> _What the task asks_
Every record that follows needs to be written out again, exactly.

Information shown START

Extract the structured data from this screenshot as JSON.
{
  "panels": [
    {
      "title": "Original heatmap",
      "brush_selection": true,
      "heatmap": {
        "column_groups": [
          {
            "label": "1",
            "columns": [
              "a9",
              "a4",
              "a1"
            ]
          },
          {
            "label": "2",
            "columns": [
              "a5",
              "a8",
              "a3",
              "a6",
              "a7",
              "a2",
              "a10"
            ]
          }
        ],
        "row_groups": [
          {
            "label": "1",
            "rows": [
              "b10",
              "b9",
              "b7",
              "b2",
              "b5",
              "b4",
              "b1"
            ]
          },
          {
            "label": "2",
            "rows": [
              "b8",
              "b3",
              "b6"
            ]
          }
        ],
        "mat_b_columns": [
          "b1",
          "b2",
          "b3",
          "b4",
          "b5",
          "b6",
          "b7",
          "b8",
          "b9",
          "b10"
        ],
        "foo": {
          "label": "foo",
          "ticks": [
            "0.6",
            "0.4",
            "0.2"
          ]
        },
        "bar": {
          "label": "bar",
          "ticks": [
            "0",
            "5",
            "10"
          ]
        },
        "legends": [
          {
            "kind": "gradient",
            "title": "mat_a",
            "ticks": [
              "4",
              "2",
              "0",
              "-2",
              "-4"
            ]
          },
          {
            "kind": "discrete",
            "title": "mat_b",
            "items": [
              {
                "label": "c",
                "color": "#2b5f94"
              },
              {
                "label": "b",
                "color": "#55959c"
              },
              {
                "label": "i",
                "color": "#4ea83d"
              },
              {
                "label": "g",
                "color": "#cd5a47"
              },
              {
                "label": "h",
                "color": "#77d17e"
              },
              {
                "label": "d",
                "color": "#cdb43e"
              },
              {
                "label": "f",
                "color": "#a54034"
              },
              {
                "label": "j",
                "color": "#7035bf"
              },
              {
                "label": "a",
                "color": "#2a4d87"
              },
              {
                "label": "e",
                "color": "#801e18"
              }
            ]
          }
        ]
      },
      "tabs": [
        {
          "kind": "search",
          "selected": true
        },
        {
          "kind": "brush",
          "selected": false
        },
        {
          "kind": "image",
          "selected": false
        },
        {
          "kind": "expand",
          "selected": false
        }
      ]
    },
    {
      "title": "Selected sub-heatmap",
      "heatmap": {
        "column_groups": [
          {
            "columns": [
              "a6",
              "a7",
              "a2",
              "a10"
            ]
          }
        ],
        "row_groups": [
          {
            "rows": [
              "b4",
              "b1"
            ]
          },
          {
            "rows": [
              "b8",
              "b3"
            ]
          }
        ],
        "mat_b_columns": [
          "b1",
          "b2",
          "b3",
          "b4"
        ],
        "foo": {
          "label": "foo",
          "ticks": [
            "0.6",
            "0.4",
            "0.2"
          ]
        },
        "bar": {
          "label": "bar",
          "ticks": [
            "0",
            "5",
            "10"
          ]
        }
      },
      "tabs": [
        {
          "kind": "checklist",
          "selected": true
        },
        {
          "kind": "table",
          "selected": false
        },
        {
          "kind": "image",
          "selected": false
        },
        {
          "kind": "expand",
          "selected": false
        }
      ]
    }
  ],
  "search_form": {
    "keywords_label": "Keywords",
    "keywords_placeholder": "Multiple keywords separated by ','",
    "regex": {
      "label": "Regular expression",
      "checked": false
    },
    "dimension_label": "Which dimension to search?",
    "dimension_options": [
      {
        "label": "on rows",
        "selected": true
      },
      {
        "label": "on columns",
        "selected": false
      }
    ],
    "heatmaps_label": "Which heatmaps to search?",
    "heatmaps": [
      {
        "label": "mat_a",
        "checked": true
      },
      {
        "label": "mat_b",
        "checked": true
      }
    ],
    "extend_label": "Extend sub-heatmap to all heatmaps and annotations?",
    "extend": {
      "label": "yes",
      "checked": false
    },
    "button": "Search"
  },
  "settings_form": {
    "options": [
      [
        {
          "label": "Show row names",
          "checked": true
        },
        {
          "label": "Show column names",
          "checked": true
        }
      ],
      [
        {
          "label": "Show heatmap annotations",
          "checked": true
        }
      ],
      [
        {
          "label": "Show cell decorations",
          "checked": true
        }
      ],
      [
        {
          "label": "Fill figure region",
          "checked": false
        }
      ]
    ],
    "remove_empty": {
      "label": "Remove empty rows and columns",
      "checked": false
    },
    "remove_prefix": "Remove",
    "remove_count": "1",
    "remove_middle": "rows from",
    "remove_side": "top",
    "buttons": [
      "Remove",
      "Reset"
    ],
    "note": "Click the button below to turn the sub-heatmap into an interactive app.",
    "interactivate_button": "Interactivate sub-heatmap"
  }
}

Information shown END

> _Answer box_
Extract the structured data from this screenshot as JSON.
{
  "panels": [
    {
      "title": "Original heatmap",
      "brush_selection": true,
      "heatmap": {
        "column_groups": [
          {
            "label": "1",
            "columns": [
              "a9",
              "a4",
              "a1"
            ]
          },
          {
            "label": "2",
            "columns": [
              "a5",
              "a8",
              "a3",
              "a6",
              "a7",
              "a2",
              "a10"
            ]
          }
        ],
        "row_groups": [
          {
            "label": "1",
            "rows": [
              "b10",
              "b9",
              "b7",
              "b2",
              "b5",
              "b4",
              "b1"
            ]
          },
          {
            "label": "2",
            "rows": [
              "b8",
              "b3",
              "b6"
            ]
          }
        ],
        "mat_b_columns": [
          "b1",
          "b2",
          "b3",
          "b4",
          "b5",
          "b6",
          "b7",
          "b8",
          "b9",
          "b10"
        ],
        "foo": {
          "label": "foo",
          "ticks": [
            "0.6",
            "0.4",
            "0.2"
          ]
        },
        "bar": {
          "label": "bar",
          "ticks": [
            "0",
            "5",
            "10"
          ]
        },
        "legends": [
          {
            "kind": "gradient",
            "title": "mat_a",
            "ticks": [
              "4",
              "2",
              "0",
              "-2",
              "-4"
            ]
          },
          {
            "kind": "discrete",
            "title": "mat_b",
            "items": [
              {
                "label": "c",
                "color": "#2b5f94"
              },
              {
                "label": "b",
                "color": "#55959c"
              },
              {
                "label": "i",
                "color": "#4ea83d"
              },
              {
                "label": "g",
                "color": "#cd5a47"
              },
              {
                "label": "h",
                "color": "#77d17e"
              },
              {
                "label": "d",
                "color": "#cdb43e"
              },
              {
                "label": "f",
                "color": "#a54034"
              },
              {
                "label": "j",
                "color": "#7035bf"
              },
              {
                "label": "a",
                "color": "#2a4d87"
              },
              {
                "label": "e",
                "color": "#801e18"
              }
            ]
          }
        ]
      },
      "tabs": [
        {
          "kind": "search",
          "selected": true
        },
        {
          "kind": "brush",
          "selected": false
        },
        {
          "kind": "image",
          "selected": false
        },
        {
          "kind": "expand",
          "selected": false
        }
      ]
    },
    {
      "title": "Selected sub-heatmap",
      "heatmap": {
        "column_groups": [
          {
            "columns": [
              "a6",
              "a7",
              "a2",
              "a10"
            ]
          }
        ],
        "row_groups": [
          {
            "rows": [
              "b4",
              "b1"
            ]
          },
          {
            "rows": [
              "b8",
              "b3"
            ]
          }
        ],
        "mat_b_columns": [
          "b1",
          "b2",
          "b3",
          "b4"
        ],
        "foo": {
          "label": "foo",
          "ticks": [
            "0.6",
            "0.4",
            "0.2"
          ]
        },
        "bar": {
          "label": "bar",
          "ticks": [
            "0",
            "5",
            "10"
          ]
        }
      },
      "tabs": [
        {
          "kind": "checklist",
          "selected": true
        },
        {
          "kind": "table",
          "selected": false
        },
        {
          "kind": "image",
          "selected": false
        },
        {
          "kind": "expand",
          "selected": false
        }
      ]
    }
  ],
  "search_form": {
    "keywords_label": "Keywords",
    "keywords_placeholder": "Multiple keywords separated by ','",
    "regex": {
      "label": "Regular expression",
      "checked": false
    },
    "dimension_label": "Which dimension to search?",
    "dimension_options": [
      {
        "label": "on rows",
        "selected": true
      },
      {
        "label": "on columns",
        "selected": false
      }
    ],
    "heatmaps_label": "Which heatmaps to search?",
    "heatmaps": [
      {
        "label": "mat_a",
        "checked": true
      },
      {
        "label": "mat_b",
        "checked": true
      }
    ],
    "extend_label": "Extend sub-heatmap to all heatmaps and annotations?",
    "extend": {
      "label": "yes",
      "checked": false
    },
    "button": "Search"
  },
  "settings_form": {
    "options": [
      [
        {
          "label": "Show row names",
          "checked": true
        },
        {
          "label": "Show column names",
          "checked": true
        }
      ],
      [
        {
          "label": "Show heatmap annotations",
          "checked": true
        }
      ],
      [
        {
          "label": "Show cell decorations",
          "checked": true
        }
      ],
      [
        {
          "label": "Fill figure region",
          "checked": false
        }
      ]
    ],
    "remove_empty": {
      "label": "Remove empty rows and columns",
      "checked": false
    },
    "remove_prefix": "Remove",
    "remove_count": "1",
    "remove_middle": "rows from",
    "remove_side": "top",
    "buttons": [
      "Remove",
      "Reset"
    ],
    "note": "Click the button below to turn the sub-heatmap into an interactive app.",
    "interactivate_button": "Interactivate sub-heatmap"
  }
}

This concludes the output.